◆ **Material for this task**:
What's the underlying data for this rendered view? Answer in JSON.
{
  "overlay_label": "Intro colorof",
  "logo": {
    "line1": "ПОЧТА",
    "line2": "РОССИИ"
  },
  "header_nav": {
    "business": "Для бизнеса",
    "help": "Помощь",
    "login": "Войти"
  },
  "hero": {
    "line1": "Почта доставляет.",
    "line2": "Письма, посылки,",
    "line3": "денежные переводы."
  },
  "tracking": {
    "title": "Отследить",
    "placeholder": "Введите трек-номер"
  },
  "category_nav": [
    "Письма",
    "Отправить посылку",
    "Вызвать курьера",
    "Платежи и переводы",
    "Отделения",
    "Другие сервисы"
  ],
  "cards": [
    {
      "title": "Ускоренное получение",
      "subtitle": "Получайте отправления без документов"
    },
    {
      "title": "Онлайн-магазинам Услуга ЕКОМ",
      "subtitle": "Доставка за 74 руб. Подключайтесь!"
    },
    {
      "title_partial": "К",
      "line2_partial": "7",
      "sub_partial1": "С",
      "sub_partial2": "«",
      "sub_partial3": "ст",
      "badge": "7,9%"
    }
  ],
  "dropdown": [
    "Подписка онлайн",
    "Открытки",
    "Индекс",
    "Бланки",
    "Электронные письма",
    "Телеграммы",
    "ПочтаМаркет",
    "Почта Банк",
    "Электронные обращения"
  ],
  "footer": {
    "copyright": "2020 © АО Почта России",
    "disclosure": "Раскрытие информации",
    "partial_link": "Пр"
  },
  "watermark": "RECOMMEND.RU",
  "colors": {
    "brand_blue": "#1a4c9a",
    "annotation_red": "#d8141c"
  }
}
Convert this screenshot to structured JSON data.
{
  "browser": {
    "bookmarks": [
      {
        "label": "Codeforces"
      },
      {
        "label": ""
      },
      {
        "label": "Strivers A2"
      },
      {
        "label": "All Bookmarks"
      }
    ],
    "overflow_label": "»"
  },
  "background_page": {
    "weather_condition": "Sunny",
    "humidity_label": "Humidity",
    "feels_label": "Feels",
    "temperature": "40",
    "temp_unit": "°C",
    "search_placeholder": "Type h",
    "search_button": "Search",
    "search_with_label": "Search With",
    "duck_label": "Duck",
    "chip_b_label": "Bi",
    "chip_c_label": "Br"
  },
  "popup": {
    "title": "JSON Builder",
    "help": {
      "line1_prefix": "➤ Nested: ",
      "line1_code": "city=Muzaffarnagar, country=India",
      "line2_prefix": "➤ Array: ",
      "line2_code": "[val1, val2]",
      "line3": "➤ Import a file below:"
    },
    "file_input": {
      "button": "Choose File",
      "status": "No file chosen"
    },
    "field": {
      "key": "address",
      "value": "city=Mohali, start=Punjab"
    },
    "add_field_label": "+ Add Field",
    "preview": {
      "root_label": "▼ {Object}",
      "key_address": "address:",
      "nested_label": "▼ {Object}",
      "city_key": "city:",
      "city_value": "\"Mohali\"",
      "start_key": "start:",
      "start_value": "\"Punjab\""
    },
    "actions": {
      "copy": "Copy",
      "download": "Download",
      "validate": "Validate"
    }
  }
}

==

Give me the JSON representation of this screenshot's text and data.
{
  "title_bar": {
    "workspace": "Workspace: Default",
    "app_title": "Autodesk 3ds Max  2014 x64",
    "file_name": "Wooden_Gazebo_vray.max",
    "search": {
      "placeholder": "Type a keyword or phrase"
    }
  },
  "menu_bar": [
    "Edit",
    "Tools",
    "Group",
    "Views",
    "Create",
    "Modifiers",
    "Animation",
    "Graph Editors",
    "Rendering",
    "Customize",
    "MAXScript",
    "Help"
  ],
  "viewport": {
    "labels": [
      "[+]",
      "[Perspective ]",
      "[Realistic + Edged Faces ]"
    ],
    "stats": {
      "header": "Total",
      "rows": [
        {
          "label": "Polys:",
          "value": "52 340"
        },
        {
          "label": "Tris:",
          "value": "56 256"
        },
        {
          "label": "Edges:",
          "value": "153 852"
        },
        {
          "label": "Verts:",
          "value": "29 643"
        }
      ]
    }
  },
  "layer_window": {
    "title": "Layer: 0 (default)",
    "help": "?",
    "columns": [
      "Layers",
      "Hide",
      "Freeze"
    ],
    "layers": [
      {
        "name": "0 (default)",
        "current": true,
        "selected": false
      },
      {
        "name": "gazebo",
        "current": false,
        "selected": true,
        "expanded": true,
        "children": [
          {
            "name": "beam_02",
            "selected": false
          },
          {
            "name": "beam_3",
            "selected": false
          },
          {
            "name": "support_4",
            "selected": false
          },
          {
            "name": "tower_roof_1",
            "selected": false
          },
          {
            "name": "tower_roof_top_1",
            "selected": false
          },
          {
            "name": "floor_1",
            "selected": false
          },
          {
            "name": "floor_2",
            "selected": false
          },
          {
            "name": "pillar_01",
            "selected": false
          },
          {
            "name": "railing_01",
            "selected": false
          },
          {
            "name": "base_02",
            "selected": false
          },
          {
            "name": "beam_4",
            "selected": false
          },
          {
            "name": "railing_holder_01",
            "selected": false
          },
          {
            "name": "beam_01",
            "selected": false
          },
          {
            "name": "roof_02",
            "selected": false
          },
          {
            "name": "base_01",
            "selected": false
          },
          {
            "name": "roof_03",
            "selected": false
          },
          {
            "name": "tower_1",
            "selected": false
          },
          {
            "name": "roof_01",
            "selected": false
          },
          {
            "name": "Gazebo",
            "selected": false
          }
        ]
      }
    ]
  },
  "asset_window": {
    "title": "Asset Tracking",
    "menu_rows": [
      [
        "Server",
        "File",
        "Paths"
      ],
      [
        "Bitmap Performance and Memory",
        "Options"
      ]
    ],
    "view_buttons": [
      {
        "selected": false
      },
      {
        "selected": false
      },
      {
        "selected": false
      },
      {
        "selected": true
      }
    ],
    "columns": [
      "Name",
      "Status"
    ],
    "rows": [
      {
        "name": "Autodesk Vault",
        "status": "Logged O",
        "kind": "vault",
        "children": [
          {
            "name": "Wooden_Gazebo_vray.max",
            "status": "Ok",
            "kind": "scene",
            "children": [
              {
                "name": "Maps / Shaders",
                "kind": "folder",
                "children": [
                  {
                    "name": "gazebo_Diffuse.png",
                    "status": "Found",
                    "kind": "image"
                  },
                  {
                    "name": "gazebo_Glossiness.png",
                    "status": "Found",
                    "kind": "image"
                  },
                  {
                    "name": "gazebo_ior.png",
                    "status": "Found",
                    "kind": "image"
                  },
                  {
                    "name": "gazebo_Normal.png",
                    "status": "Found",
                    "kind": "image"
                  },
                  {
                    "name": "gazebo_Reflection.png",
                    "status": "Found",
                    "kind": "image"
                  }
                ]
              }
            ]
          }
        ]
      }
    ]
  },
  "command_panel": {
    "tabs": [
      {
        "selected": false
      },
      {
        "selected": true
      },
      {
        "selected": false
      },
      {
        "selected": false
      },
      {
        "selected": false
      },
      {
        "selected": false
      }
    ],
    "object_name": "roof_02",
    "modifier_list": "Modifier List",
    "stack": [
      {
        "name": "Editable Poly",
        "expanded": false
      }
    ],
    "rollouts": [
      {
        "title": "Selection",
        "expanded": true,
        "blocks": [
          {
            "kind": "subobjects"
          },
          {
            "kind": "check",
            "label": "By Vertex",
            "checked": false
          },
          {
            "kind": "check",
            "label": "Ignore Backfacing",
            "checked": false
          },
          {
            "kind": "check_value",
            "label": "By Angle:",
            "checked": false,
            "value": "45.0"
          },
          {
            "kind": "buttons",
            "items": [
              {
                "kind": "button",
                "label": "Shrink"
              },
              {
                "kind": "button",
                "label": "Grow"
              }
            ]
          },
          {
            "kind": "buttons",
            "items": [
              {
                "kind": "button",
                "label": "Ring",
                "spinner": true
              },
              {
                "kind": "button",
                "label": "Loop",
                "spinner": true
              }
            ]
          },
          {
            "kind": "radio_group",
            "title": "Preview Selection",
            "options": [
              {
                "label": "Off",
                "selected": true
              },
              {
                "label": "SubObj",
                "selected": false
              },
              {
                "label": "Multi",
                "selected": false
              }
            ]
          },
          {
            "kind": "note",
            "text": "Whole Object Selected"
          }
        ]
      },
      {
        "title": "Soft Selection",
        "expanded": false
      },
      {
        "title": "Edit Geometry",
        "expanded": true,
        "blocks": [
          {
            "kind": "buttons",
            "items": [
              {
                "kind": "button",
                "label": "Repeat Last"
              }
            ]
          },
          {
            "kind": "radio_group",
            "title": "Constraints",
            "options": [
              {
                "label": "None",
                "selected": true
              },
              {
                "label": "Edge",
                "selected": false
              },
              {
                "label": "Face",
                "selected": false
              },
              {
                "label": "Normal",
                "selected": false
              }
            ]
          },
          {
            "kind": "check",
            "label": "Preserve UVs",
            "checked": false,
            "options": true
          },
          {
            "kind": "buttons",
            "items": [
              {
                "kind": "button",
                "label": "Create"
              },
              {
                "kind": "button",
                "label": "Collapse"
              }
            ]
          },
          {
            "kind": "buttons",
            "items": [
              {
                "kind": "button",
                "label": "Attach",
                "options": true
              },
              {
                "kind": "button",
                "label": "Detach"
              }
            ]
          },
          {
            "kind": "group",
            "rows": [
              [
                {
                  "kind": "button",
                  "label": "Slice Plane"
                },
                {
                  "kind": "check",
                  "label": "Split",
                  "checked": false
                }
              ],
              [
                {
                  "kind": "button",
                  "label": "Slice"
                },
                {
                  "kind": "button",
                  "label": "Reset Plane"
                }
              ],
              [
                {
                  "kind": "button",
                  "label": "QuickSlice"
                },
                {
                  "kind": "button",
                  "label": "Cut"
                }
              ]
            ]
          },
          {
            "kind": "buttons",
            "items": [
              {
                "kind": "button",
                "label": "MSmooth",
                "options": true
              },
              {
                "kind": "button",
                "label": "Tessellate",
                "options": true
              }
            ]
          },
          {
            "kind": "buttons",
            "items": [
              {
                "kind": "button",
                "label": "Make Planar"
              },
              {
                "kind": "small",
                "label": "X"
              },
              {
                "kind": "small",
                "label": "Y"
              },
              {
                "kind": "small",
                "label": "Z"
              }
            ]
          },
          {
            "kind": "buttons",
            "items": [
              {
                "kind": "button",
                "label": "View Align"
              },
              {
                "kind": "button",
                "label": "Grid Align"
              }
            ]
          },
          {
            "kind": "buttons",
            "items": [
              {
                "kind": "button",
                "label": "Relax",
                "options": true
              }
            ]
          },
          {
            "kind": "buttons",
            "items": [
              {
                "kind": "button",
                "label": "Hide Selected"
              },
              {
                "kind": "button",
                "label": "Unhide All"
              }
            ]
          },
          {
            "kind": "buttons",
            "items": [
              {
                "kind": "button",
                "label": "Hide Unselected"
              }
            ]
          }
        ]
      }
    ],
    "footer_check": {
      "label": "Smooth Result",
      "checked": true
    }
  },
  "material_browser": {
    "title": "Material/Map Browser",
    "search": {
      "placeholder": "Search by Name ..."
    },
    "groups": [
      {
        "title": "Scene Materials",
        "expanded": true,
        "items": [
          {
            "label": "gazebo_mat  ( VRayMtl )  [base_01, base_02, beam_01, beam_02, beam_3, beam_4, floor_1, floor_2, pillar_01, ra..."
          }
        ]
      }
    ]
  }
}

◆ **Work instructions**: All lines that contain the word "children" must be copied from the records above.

◆ **Your solution**:
        "children": [
        "children": [
            "children": [
                "children": [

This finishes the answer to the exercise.